Japan and Senegal fans impress at World Cup after helping to clean up stadiums
Not only did these teams impress World Cup viewers — their fans did, too.
Japanese and Senegalese supporters received praise after they were seen picking up their trash and tidying up their stadium section following their respective matches Tuesday.
Videos circulated around social media showing Japanese fans with garbage bags cleaning up litter around the Mordovia Arena in Saransk, Russia. Japan beat Colombia 2-1 during the Group H match.
“This is my favorite moment of the World Cup so far; Japan fans picking up litter after their victory vs. Colombia. The lessons in life we can take from the game. Why I support Japan,” a social media user tweeted.
This is my favourite moment of the World Cup so far; Japan fans picking up litter after their victory vs Columbia. The lessons in life we can take from the game. Why I support 🇯🇵 #class✅#respect✅#WorldCup pic.twitter.com/FyYLhAGDbi
— Christopher McKaig (@Coachmckaig) June 19, 2018
Later in the day, group rivals Senegal beat Poland, 2-1. After Senegal’s win, the team’s fans were also seen collecting their trash.
Argentine network TyC Sports shared a video of the kind act, saying that instead of celebrating the victory Senegalese fans showed respect by cleaning up their sector.
#TyCSportsMundial Senegal consiguió un triunfo histórico.

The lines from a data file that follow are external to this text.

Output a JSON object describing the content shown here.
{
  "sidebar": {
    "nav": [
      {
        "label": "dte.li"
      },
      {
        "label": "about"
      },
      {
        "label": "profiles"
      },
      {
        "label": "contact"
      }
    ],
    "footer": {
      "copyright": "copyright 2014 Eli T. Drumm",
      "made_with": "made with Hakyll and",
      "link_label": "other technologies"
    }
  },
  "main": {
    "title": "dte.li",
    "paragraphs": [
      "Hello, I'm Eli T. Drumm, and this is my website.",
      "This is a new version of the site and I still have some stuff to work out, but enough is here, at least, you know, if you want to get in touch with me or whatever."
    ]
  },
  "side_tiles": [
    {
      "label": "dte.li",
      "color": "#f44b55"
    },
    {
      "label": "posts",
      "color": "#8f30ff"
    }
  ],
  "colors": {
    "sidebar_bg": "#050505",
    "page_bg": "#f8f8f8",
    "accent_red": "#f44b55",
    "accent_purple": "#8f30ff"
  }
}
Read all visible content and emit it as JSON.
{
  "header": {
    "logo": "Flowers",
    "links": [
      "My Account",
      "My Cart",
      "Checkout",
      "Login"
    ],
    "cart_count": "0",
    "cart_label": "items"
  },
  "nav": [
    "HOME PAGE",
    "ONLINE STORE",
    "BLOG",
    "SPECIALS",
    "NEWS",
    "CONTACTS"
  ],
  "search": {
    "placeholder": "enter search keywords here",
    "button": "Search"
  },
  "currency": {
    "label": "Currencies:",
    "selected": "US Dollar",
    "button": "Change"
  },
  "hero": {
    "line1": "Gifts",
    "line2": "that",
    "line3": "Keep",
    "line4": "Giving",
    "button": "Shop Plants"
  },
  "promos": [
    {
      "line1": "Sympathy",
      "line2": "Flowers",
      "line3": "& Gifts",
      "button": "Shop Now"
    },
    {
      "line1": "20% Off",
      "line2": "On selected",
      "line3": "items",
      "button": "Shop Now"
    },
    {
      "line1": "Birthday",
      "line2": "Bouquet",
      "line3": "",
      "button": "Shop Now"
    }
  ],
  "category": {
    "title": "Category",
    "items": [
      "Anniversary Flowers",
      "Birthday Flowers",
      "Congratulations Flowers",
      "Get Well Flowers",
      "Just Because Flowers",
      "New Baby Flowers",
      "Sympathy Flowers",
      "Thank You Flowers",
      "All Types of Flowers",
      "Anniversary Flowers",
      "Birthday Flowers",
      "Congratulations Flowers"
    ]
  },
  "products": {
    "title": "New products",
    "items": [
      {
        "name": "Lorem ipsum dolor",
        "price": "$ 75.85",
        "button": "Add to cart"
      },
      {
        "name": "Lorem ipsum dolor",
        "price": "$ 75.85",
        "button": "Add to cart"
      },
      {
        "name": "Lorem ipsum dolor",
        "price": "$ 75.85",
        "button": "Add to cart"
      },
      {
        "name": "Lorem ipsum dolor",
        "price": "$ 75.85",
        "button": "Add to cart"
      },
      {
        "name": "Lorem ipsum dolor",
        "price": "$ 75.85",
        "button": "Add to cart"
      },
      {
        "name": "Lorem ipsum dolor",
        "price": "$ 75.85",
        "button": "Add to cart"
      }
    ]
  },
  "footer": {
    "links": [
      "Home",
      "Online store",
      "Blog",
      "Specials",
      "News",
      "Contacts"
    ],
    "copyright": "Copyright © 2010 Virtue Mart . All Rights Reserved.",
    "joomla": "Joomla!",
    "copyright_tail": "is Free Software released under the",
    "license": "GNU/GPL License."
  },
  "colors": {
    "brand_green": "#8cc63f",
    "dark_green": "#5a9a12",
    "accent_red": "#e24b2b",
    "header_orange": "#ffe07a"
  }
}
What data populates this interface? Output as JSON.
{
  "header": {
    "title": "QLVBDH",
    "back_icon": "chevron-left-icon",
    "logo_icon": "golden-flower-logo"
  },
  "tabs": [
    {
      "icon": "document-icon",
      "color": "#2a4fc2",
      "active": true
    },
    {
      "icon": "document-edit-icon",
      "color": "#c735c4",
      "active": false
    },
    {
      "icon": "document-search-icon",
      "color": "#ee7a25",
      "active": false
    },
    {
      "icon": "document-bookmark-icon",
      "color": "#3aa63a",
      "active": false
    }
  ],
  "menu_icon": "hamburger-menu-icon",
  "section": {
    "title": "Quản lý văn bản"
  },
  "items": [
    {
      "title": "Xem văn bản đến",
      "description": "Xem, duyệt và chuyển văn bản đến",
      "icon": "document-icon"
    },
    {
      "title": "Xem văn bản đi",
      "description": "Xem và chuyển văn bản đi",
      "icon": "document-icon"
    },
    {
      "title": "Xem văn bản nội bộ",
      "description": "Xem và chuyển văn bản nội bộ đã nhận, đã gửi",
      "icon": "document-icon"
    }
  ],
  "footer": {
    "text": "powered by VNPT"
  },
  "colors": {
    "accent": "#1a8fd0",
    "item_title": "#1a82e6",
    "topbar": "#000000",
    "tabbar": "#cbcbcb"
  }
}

Pero sus hinchas en lugar de festejar a minutos de terminado el partido, se encargan de limpiar su sector antes de retirarse. #RESPECT. pic.twitter.com/RiKovpfmoT
— TyC Sports (@TyCSports) June 19, 2018
Japan-based soccer writer Scott McIntyre told the BBC that cleaning up after yourself following a sporting event was “not just part of the football but part of Japanese culture.”
— Aulty (@aulty) June 19, 2018
“You often hear people say that football is a reflection of culture. An important aspect of Japanese society is making sure that everything is absolutely clean and that’s the case in all sporting events and certainly also in football,” McIntyre said.
Scott North, a professor at Osaka University in Japan, explained that Japanese citizens were taught from a young age to clean up after themselves at all times.
“Cleaning up after football matches is an extension of basic behaviors that are taught in school, where the children clean their school classrooms and hallways,” North told the BBC.
“With constant reminders throughout childhood, these behaviors become habits for much of the population,” he explained.
North said the fans take pride in showing others that they clean up and are respectful outside their country.
“What better place to make a statement about the need to care responsibly for the planet than the World Cup?” he asked.